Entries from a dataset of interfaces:
---

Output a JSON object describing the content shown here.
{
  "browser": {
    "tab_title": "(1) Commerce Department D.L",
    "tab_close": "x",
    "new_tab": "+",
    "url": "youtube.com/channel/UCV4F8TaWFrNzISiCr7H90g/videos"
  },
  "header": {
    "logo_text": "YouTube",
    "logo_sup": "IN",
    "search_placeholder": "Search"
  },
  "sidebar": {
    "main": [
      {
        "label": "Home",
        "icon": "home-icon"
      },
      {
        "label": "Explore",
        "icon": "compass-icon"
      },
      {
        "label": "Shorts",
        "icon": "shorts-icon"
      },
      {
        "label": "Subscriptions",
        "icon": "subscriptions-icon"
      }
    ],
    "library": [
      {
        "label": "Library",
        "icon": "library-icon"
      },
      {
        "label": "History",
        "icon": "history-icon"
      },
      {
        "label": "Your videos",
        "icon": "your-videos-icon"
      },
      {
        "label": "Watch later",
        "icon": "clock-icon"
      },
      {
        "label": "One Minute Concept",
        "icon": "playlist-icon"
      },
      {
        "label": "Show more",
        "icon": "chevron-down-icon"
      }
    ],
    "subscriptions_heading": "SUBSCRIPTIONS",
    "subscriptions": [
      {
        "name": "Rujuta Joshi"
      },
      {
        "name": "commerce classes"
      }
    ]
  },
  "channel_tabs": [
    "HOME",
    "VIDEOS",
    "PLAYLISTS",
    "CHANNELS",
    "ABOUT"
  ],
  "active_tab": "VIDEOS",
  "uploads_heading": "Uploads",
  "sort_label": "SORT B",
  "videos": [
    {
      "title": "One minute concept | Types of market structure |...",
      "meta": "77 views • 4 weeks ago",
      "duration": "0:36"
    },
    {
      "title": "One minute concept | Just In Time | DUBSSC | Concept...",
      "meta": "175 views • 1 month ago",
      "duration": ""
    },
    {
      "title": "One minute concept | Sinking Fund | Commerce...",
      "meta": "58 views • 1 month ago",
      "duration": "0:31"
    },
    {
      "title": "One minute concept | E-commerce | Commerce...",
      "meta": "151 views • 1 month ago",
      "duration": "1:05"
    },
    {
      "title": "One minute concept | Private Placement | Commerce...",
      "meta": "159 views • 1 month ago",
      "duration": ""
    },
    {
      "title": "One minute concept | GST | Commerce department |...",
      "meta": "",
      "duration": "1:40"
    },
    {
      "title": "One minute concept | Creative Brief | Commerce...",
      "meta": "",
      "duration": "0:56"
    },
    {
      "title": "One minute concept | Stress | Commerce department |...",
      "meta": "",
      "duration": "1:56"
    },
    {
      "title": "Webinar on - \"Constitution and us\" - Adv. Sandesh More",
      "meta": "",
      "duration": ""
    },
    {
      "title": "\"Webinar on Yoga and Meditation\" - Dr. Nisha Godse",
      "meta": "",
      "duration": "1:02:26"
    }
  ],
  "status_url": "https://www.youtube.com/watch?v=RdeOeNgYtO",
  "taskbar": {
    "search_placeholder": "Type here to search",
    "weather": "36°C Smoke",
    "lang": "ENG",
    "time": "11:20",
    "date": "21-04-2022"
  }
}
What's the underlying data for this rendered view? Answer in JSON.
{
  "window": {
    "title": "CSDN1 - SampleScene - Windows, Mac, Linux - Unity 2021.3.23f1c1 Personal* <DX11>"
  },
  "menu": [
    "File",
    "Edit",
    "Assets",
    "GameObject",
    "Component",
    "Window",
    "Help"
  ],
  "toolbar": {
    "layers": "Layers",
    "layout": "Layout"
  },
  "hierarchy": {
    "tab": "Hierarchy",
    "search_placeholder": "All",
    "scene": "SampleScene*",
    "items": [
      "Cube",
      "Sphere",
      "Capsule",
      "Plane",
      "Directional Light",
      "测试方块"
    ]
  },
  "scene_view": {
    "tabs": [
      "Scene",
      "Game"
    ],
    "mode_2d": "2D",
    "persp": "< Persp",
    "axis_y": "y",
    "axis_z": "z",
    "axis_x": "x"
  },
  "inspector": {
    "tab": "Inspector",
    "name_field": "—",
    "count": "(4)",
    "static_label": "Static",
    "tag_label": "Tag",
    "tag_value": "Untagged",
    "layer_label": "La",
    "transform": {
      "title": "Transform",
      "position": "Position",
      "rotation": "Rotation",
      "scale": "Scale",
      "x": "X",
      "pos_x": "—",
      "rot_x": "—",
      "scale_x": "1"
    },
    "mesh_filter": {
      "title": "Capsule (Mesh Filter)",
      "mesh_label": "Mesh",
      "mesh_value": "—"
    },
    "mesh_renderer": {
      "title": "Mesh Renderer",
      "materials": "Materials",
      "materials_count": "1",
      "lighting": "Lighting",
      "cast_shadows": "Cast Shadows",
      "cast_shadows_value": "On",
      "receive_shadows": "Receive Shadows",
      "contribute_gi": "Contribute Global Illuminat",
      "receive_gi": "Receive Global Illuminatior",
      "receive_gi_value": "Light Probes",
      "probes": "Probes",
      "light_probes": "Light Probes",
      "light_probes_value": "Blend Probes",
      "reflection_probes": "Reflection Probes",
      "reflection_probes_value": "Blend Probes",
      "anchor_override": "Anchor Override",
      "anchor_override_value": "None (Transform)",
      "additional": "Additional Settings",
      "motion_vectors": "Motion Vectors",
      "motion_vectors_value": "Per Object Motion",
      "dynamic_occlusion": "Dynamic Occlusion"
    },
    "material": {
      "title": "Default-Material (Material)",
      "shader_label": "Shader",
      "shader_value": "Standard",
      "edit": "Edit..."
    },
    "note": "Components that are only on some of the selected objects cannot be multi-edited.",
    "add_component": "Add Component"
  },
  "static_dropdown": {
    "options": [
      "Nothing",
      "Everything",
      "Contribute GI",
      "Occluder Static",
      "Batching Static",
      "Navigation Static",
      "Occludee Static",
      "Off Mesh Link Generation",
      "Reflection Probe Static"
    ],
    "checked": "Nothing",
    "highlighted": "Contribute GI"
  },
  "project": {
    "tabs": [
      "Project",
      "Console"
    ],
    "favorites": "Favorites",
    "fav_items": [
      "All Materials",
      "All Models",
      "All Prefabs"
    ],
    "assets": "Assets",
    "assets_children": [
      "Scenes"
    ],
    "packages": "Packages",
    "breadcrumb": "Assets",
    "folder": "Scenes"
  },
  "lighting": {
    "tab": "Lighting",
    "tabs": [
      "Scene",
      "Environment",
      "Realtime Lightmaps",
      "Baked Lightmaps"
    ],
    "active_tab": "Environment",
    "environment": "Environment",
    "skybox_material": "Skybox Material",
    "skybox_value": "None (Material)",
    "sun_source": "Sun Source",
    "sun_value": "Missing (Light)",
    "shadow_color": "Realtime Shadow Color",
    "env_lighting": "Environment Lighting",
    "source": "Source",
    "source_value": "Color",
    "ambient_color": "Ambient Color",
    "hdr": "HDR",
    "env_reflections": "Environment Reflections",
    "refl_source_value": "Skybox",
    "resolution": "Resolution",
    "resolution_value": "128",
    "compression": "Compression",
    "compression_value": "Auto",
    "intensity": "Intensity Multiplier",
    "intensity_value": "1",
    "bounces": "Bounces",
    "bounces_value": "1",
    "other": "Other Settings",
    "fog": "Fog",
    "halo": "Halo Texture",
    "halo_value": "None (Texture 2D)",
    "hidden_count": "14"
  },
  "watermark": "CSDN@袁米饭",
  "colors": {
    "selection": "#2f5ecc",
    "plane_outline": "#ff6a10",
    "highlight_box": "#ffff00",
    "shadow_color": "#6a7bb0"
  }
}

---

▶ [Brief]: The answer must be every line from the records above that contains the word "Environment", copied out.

▶ [Answer to this task]:
      "Environment",
    "active_tab": "Environment",
    "environment": "Environment",
    "env_lighting": "Environment Lighting",
    "env_reflections": "Environment Reflections",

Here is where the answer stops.